----- DATA TO EXAMINE

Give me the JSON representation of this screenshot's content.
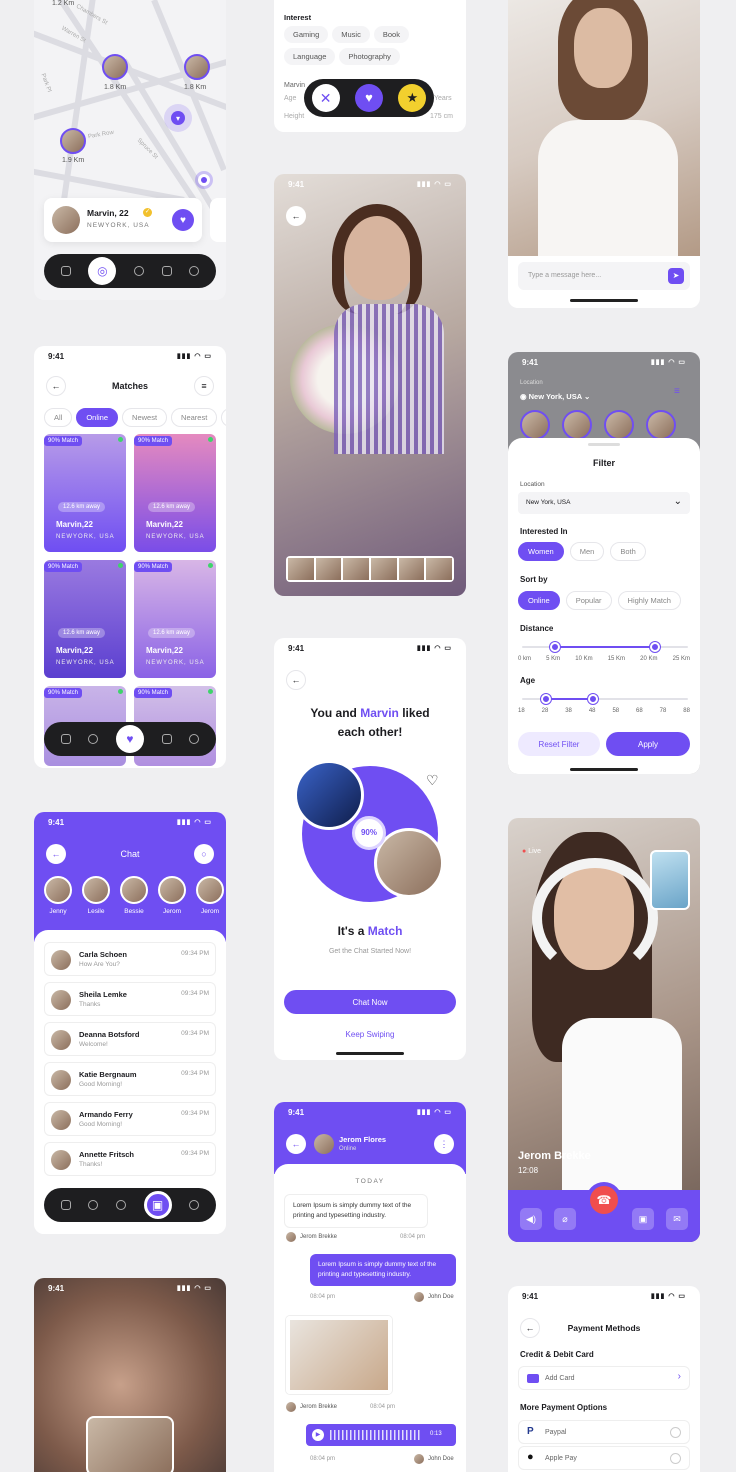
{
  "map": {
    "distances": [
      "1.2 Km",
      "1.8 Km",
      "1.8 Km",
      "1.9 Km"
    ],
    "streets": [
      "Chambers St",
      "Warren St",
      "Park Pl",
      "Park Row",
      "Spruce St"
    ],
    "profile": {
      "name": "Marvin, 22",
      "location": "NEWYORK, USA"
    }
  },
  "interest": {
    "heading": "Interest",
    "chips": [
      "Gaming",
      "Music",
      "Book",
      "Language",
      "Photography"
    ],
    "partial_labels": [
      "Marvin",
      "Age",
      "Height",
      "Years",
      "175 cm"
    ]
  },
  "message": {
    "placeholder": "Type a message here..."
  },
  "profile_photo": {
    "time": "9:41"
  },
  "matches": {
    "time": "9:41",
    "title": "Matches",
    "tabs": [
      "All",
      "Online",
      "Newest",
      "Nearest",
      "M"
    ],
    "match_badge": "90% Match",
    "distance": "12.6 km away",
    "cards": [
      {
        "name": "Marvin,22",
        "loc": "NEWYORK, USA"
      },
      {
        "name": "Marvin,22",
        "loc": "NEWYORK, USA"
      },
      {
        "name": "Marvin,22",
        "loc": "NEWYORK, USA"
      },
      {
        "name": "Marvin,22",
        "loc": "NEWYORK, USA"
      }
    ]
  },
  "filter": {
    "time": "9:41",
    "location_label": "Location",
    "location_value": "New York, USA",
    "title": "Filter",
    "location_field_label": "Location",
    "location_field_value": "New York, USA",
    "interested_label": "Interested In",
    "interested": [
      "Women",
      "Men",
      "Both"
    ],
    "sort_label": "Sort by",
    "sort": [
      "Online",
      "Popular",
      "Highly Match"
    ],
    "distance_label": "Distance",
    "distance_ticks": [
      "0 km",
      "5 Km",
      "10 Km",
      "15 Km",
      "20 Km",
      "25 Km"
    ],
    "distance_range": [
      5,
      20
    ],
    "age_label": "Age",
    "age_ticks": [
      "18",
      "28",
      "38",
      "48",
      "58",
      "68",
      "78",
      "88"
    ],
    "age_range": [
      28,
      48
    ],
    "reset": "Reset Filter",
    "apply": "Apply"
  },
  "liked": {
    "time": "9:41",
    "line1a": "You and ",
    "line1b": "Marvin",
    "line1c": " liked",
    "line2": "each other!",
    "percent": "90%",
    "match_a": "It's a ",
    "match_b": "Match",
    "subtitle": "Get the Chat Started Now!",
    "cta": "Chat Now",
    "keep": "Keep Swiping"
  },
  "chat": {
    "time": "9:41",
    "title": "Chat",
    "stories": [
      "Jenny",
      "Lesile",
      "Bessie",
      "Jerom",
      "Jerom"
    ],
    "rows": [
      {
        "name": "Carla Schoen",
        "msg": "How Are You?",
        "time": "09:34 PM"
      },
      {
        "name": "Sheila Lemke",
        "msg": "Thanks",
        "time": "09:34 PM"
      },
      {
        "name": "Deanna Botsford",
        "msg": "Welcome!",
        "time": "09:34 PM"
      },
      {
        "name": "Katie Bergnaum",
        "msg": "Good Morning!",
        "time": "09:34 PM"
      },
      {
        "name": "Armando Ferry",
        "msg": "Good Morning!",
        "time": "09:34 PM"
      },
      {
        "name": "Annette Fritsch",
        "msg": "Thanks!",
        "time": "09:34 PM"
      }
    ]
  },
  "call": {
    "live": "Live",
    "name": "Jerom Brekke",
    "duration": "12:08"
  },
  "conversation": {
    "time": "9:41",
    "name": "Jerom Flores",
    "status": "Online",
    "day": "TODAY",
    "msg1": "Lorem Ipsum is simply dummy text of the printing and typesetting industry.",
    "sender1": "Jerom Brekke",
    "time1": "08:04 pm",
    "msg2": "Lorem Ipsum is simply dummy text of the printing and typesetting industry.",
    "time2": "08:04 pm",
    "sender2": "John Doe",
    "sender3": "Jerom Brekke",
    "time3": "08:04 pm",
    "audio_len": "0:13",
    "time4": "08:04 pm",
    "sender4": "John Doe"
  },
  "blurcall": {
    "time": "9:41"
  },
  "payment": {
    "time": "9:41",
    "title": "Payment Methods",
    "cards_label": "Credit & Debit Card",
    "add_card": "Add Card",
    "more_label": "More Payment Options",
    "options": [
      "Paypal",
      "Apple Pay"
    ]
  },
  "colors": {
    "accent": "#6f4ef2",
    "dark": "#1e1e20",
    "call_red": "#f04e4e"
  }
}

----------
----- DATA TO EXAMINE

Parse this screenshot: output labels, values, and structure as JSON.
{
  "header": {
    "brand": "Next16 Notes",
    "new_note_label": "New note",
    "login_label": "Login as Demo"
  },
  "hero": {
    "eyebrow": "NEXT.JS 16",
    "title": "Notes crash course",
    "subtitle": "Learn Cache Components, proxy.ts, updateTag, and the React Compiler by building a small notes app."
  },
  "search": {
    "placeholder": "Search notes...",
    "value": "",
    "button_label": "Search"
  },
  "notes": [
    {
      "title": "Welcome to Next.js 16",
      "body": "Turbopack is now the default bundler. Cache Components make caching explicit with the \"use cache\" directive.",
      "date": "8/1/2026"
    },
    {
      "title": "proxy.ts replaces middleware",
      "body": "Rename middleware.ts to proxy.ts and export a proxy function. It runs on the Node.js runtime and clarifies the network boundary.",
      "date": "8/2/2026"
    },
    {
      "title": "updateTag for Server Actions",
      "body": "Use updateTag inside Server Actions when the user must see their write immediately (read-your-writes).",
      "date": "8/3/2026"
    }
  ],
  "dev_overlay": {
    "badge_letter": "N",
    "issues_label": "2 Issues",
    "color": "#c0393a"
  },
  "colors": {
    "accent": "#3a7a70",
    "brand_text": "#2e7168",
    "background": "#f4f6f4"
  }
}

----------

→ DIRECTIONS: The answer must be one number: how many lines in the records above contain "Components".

→ SOLUTION FOR THIS TASK: 2